(Data about app and page elements)
BEGIN
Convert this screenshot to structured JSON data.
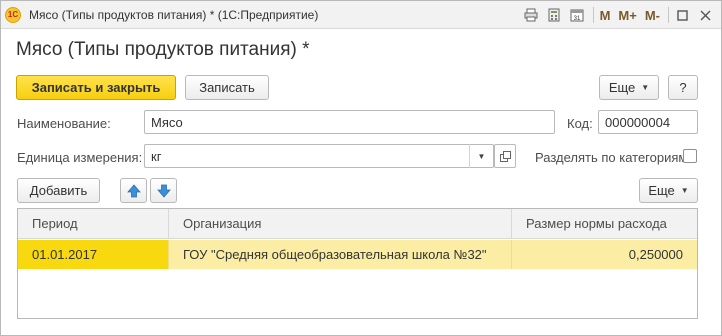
{
  "window": {
    "title": "Мясо (Типы продуктов питания) * (1С:Предприятие)",
    "logo_text": "1С",
    "toolbar_icons": [
      "printer-icon",
      "calculator-icon",
      "calendar-icon"
    ],
    "memory_buttons": [
      "M",
      "M+",
      "M-"
    ],
    "calendar_day": "31"
  },
  "form": {
    "title": "Мясо (Типы продуктов питания) *",
    "buttons": {
      "save_close": "Записать и закрыть",
      "save": "Записать",
      "more": "Еще",
      "help": "?"
    },
    "fields": {
      "name_label": "Наименование:",
      "name_value": "Мясо",
      "code_label": "Код:",
      "code_value": "000000004",
      "unit_label": "Единица измерения:",
      "unit_value": "кг",
      "split_label": "Разделять по категориям:",
      "split_checked": false
    }
  },
  "table": {
    "toolbar": {
      "add": "Добавить",
      "more": "Еще"
    },
    "columns": [
      "Период",
      "Организация",
      "Размер нормы расхода"
    ],
    "rows": [
      {
        "period": "01.01.2017",
        "org": "ГОУ \"Средняя общеобразовательная школа №32\"",
        "norm": "0,250000"
      }
    ]
  }
}
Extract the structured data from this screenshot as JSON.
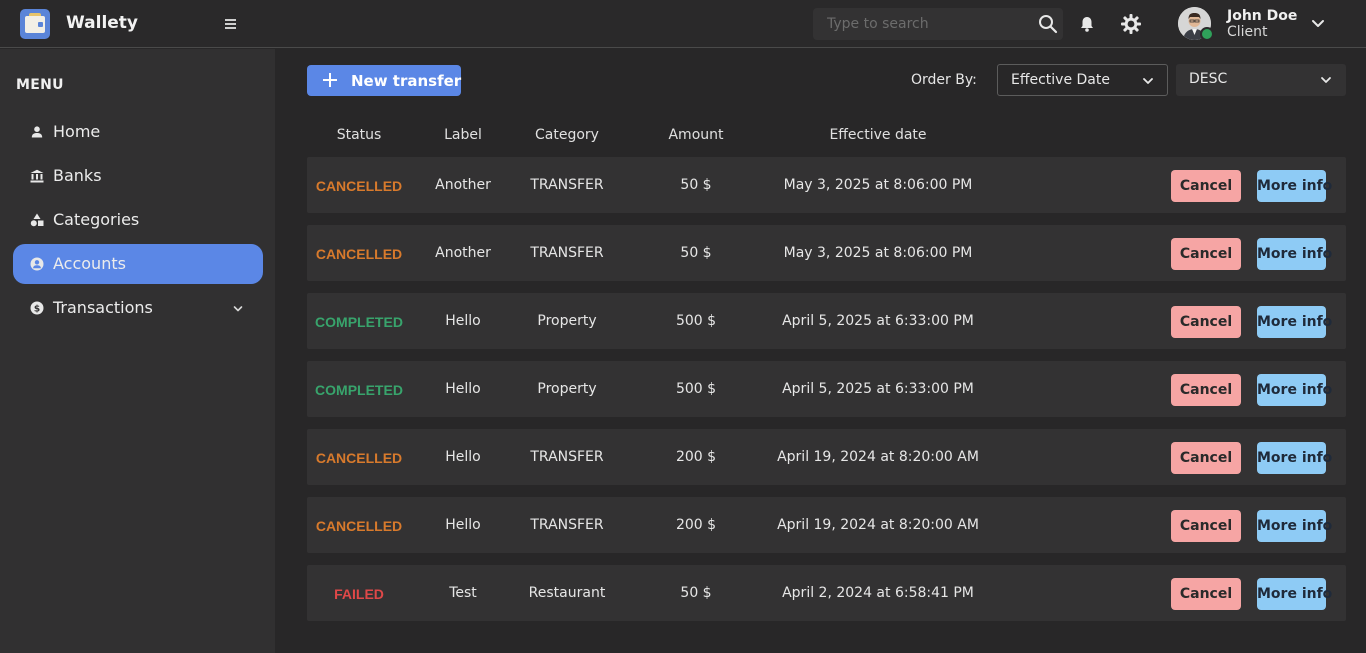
{
  "app": {
    "title": "Wallety"
  },
  "header": {
    "search_placeholder": "Type to search",
    "user": {
      "name": "John Doe",
      "role": "Client",
      "status_color": "#2fa15a"
    }
  },
  "sidebar": {
    "heading": "MENU",
    "items": [
      {
        "label": "Home",
        "icon": "person-icon",
        "active": false
      },
      {
        "label": "Banks",
        "icon": "bank-icon",
        "active": false
      },
      {
        "label": "Categories",
        "icon": "shapes-icon",
        "active": false
      },
      {
        "label": "Accounts",
        "icon": "user-circle-icon",
        "active": true
      },
      {
        "label": "Transactions",
        "icon": "dollar-circle-icon",
        "active": false,
        "expandable": true
      }
    ]
  },
  "toolbar": {
    "new_transfer_label": "New transfer",
    "order_by_label": "Order By:",
    "order_by_value": "Effective Date",
    "order_dir_value": "DESC"
  },
  "table": {
    "columns": [
      "Status",
      "Label",
      "Category",
      "Amount",
      "Effective date"
    ],
    "cancel_label": "Cancel",
    "more_info_label": "More info",
    "rows": [
      {
        "status": "CANCELLED",
        "label": "Another",
        "category": "TRANSFER",
        "amount": "50 $",
        "date": "May 3, 2025 at 8:06:00 PM"
      },
      {
        "status": "CANCELLED",
        "label": "Another",
        "category": "TRANSFER",
        "amount": "50 $",
        "date": "May 3, 2025 at 8:06:00 PM"
      },
      {
        "status": "COMPLETED",
        "label": "Hello",
        "category": "Property",
        "amount": "500 $",
        "date": "April 5, 2025 at 6:33:00 PM"
      },
      {
        "status": "COMPLETED",
        "label": "Hello",
        "category": "Property",
        "amount": "500 $",
        "date": "April 5, 2025 at 6:33:00 PM"
      },
      {
        "status": "CANCELLED",
        "label": "Hello",
        "category": "TRANSFER",
        "amount": "200 $",
        "date": "April 19, 2024 at 8:20:00 AM"
      },
      {
        "status": "CANCELLED",
        "label": "Hello",
        "category": "TRANSFER",
        "amount": "200 $",
        "date": "April 19, 2024 at 8:20:00 AM"
      },
      {
        "status": "FAILED",
        "label": "Test",
        "category": "Restaurant",
        "amount": "50 $",
        "date": "April 2, 2024 at 6:58:41 PM"
      }
    ]
  },
  "colors": {
    "accent": "#5b87e6",
    "cancelled": "#d87a2c",
    "completed": "#38a46c",
    "failed": "#e04848",
    "cancel_button": "#f6a5a4",
    "more_info_button": "#8ecbf5"
  }
}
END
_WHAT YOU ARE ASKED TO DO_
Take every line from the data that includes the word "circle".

_TASK RESULT_
        "icon": "user-circle-icon",
        "icon": "dollar-circle-icon",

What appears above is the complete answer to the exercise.